U.S. Education Department inspectors are responding after a former assistant dean of students accused the school of underreporting sexual assault cases for 2010 in the university's annual report on campus crime to the federal government.
The federal Clery Act requires campuses participating in federal financial aid programs to collect and disclose crime statistics and security information.
The former university employee, Melinda Manning, resigned in December. She did not respond to a message seeking comment Friday.
UNC-Chapel Hill has denied underreporting crimes and said it's cooperating with the investigation. The university this week provided the federal agency with a spreadsheet detailing all student complaints of sexual harassment or assault through this month and what was done in each case. The school did not immediately respond to a request by The Associated Press to provide a copy of the spreadsheet.
"We expected this review, and will cooperate fully with the review team," Chancellor Holden Thorp said in a statement. "We are committed to complying with the Clery Act and properly informing students and the campus community about criminal activity and safety threats.
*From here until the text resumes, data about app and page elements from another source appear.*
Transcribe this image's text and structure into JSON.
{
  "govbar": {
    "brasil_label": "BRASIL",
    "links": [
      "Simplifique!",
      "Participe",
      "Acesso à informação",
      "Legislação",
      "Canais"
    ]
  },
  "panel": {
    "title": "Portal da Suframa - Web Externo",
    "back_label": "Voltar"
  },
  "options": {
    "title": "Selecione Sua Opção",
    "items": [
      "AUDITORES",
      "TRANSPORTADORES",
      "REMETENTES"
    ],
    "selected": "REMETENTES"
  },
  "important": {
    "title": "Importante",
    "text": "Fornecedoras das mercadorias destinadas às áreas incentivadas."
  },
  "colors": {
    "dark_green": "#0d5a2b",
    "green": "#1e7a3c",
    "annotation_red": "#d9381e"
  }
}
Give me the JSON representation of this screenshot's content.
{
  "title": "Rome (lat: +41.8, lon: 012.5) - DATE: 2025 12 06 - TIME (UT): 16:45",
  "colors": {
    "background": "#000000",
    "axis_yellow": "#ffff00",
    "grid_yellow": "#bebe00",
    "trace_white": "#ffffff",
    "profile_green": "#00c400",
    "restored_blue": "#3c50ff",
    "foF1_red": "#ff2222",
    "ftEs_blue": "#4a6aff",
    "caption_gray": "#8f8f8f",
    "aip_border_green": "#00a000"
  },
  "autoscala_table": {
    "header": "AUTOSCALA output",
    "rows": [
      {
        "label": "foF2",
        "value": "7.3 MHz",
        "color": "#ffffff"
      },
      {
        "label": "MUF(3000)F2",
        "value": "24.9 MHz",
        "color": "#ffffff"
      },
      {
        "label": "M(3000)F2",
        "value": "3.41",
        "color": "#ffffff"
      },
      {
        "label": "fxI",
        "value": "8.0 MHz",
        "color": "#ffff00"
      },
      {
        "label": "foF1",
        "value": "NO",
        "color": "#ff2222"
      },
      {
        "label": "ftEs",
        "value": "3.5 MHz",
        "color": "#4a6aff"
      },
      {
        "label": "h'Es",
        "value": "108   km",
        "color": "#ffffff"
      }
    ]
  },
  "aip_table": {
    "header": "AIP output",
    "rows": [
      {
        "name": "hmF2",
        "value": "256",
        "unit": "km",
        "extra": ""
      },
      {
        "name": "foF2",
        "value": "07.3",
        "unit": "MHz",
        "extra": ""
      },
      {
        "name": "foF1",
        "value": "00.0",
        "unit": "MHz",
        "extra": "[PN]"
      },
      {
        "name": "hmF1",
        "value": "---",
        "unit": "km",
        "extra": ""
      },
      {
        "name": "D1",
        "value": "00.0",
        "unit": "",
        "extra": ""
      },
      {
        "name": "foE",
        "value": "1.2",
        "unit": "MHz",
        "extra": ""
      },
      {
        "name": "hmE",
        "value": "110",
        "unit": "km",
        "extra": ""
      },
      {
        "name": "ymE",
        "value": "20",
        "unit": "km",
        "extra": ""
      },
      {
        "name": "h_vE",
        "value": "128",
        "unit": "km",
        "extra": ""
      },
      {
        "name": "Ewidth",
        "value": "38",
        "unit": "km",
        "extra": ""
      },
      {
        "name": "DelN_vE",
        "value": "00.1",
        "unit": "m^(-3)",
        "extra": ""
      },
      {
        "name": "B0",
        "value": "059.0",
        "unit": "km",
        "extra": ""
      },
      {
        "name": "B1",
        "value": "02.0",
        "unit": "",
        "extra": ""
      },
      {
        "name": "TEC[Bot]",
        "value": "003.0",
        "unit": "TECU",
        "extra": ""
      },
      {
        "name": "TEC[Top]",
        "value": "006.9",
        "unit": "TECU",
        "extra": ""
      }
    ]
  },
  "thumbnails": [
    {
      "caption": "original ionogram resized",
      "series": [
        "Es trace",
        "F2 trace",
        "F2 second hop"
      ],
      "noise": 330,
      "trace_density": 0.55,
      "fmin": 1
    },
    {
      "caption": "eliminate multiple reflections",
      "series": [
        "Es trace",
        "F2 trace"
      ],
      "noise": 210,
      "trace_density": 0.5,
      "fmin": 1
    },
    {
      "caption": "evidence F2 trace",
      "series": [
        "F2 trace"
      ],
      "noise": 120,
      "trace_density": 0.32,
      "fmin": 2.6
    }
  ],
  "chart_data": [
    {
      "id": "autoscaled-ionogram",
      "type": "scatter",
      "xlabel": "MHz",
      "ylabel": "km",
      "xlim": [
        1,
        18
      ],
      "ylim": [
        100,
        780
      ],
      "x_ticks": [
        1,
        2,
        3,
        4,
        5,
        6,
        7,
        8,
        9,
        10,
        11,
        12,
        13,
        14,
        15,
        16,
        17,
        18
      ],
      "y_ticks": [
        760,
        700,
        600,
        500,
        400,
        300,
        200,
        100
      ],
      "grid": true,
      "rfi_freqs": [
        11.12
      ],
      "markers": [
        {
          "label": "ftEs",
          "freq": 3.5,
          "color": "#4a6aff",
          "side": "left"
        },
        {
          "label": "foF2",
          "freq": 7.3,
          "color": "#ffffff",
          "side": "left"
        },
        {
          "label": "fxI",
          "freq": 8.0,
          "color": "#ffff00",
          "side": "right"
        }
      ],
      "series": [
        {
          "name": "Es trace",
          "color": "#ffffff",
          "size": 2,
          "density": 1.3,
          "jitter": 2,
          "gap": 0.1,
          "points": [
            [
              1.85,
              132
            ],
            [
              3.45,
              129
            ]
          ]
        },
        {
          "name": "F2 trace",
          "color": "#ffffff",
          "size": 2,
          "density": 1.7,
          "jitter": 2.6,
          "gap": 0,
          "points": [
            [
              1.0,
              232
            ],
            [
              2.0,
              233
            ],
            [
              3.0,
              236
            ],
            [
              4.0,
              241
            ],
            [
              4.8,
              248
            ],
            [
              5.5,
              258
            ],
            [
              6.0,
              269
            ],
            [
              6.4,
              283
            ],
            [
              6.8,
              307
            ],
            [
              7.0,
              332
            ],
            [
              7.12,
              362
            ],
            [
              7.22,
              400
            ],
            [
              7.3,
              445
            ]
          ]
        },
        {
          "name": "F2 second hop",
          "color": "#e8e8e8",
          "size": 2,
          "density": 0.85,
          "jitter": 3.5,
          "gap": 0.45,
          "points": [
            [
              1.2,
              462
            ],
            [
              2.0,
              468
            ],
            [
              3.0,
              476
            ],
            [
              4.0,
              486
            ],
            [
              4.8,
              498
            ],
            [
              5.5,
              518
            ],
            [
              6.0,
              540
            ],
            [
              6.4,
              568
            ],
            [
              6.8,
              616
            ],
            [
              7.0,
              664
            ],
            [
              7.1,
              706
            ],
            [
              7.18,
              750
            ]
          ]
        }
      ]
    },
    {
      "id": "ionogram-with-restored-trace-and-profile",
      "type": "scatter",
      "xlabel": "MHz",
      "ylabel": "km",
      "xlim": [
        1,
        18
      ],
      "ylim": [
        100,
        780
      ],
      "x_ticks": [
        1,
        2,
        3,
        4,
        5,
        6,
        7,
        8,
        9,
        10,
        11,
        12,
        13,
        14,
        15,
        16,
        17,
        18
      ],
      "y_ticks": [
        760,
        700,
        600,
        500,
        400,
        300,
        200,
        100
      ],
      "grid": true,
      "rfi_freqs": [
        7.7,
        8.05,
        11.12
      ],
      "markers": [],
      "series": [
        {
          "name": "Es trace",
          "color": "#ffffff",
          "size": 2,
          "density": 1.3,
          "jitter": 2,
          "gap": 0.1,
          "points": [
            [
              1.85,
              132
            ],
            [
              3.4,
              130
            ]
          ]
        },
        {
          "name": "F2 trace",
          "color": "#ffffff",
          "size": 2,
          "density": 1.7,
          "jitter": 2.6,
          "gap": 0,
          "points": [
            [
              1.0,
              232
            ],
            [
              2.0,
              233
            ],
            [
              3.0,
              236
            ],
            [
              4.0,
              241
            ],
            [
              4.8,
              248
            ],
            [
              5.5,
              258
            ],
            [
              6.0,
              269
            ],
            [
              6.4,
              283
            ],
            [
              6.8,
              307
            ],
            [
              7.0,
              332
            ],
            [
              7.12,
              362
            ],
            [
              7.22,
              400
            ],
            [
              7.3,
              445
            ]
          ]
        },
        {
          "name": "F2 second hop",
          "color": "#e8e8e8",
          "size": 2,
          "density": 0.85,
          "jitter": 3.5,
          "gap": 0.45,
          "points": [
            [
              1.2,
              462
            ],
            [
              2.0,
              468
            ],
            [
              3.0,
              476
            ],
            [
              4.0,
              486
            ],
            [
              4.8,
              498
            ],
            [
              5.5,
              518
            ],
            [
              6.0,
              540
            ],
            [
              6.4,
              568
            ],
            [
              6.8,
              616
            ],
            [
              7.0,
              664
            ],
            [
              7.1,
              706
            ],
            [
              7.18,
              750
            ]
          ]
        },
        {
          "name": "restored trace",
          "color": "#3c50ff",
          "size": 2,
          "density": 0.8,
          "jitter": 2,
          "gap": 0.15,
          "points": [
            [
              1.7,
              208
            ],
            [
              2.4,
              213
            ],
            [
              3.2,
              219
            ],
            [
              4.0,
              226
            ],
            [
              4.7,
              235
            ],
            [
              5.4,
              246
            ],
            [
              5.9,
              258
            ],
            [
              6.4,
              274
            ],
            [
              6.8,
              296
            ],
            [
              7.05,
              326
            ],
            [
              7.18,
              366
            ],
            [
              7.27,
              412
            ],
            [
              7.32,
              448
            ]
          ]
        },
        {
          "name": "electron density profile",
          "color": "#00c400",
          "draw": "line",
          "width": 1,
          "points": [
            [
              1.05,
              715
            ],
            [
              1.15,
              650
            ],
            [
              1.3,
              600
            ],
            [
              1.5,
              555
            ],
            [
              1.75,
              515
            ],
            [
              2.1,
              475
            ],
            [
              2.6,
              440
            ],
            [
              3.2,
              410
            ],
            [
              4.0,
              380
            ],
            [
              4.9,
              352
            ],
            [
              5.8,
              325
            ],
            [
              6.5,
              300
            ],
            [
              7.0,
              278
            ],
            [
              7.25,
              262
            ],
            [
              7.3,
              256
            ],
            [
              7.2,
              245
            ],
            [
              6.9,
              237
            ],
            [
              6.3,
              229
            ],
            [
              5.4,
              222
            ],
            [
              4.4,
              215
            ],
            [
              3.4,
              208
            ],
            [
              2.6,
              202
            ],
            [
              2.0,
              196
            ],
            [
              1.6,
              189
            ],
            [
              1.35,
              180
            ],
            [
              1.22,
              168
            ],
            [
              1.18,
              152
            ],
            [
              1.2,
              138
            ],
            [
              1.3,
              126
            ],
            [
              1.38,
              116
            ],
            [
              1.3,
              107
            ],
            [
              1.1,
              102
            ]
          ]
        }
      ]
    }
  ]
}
The review is an opportunity to make additional improvements if needed."
Thorp is resigning in June to become the chief academic officer of Washington University in St. Louis.
The university also responded by a deadline Thursday to questions posed as part of an investigation by the Education Department's Office for Civil Rights.
Manning, three students and one former student in January alleged violations of Title IX, education's gender-equity law, in the handling of sexual assault cases. Two of the women who have spoken for the group did not respond to requests for comment Friday.
The federal agency could punish a violating university by cutting off federal funding, but that's never happened.
Neither complaint against UNC-CH has been released, but the agency's letter acknowledging the investigation alleges that the nation's oldest public university failed to respond appropriately to sexual assault concerns and that it didn't provide impartial investigations. The complaint also alleges the school didn't have appropriate grievance procedures and didn't provide appropriate training for residential life staff and others.
The school this month hired two new employees to investigate sexual assault allegations and help victims.